“When she put in the catheter, we saw some blood starting to pass. That is the sign of obstructed labour. That’s why I decided to refer immediately.” (F) .
Experience of referral service
Two of the included articles reported on two aspects of the experience of referral service [44, 47]. These aspects are human resource for health and satisfaction with facility, commodities and cost. None of the articles included in this review provided insights into cognition and emotional support aspects of referral that formed part of the conceptual framework.
Human resource for health
In a study from Tanzania, some women in a primary health facility indicated that doctors were not readily available to check their progress and then refer them to the facility where EmOC can be provided if necessary . One woman narrated her story:
“When we got to the dispensary nurses told me to wait. At 8 pm labour pains became intense, I started pushing but the baby could not come out, and the doctor was not around. Next day I continued pushing the whole day again until at around 8 pm when the doctor came…” (Divorced, aged 33, MboriDodoma), .
The poor attitude of nurses was reported by some women. In Accra Ghana, just over 10 percent (N= 390) of women at three health facilities (two health centres and one polyclinic) indicated that poor attitude of nurses was a source constraint to referral . However, the specific attitudes were not disclosed by the study.
Satisfaction with facility, commodities and cost
Only one study reported on the satisfaction women had for the services they received or should have received . Sixteen of 390 women surveyed at three urban facilities that provide BEmOC and normal birth services were dissatisfied with the performance of the health facilities. Another 180 of 390 complained about the cost whilst three reported previous bad experiences as sources of dissatisfaction and constraint to referrals. Nwameme, Phillips  did not provide details regarding the specific aspects of the facility that affected their satisfaction.
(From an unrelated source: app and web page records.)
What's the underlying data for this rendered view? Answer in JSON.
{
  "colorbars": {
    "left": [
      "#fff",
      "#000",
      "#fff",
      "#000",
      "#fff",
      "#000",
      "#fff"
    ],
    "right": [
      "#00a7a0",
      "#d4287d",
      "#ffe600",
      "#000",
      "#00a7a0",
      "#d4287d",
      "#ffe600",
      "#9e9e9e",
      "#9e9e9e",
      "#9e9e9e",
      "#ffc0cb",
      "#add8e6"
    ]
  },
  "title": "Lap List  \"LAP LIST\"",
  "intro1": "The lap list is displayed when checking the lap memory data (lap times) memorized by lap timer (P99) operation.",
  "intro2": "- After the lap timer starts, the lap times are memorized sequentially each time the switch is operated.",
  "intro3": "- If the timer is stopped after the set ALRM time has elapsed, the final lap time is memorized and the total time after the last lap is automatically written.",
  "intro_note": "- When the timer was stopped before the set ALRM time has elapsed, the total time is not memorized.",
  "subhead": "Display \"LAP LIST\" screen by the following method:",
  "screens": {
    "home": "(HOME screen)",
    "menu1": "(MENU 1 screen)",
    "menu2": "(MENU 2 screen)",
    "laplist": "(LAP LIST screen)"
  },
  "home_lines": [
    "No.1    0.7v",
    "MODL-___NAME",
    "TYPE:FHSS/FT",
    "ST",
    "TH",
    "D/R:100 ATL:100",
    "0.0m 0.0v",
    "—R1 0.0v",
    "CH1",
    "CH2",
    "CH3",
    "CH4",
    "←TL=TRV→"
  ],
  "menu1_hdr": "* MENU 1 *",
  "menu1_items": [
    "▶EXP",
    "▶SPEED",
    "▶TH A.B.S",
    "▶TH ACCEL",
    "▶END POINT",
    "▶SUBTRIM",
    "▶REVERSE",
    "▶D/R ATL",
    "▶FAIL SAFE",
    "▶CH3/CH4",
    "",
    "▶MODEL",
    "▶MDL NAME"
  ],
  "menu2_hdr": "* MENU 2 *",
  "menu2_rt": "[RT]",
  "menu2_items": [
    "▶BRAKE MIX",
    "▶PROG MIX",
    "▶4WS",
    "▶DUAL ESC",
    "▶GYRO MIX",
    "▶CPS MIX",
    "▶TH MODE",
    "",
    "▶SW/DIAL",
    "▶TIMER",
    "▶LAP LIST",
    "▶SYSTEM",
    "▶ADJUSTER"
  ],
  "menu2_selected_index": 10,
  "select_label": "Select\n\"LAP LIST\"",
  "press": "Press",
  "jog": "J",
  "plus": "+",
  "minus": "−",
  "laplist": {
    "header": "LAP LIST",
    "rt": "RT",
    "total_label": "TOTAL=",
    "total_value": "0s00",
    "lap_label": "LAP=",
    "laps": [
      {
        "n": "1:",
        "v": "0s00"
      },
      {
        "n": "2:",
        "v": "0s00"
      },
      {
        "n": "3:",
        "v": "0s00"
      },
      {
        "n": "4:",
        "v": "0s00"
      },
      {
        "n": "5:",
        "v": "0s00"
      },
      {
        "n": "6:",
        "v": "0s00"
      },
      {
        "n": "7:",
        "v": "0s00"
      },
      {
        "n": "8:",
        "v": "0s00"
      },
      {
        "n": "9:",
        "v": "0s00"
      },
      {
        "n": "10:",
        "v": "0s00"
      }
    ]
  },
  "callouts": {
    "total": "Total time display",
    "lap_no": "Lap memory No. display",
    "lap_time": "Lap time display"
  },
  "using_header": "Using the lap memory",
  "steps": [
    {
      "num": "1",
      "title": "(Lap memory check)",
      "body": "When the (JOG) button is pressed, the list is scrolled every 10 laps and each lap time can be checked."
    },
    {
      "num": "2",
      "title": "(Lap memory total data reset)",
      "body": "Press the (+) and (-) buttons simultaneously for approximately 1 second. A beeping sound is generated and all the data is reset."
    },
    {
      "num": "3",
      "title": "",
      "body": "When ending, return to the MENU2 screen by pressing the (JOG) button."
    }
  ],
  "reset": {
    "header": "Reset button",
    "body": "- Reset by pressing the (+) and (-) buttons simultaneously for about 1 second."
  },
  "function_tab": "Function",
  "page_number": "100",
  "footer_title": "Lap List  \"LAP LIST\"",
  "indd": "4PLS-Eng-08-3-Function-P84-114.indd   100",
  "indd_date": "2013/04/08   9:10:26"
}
Socio-cultural factors affecting women’s adherence to referral
While the framework did not include socio-cultural factors, these were identified as having an effect on a woman's referral to another facility for care. In the study by Afari, Hirschhorn , health care providers in Ghana reported that socio-cultural beliefs relating to fear of blood transfusion and fear of death at higher level facilities affected women’s desire to travel to the next level facility. Nuamah, Agyei-Baffour  report that 57% (N=720) of the women they surveyed at a CEmOC health facility in Ghana had to speak to their husbands before they were able to follow the advice of health professionals . According to Mselle and Kohi , some women in rural Tanzania who were suffering from obstetric fistula indicated that the decision to travel to the next facility was made by their uncles, grandmothers, husbands and mothers-in-law.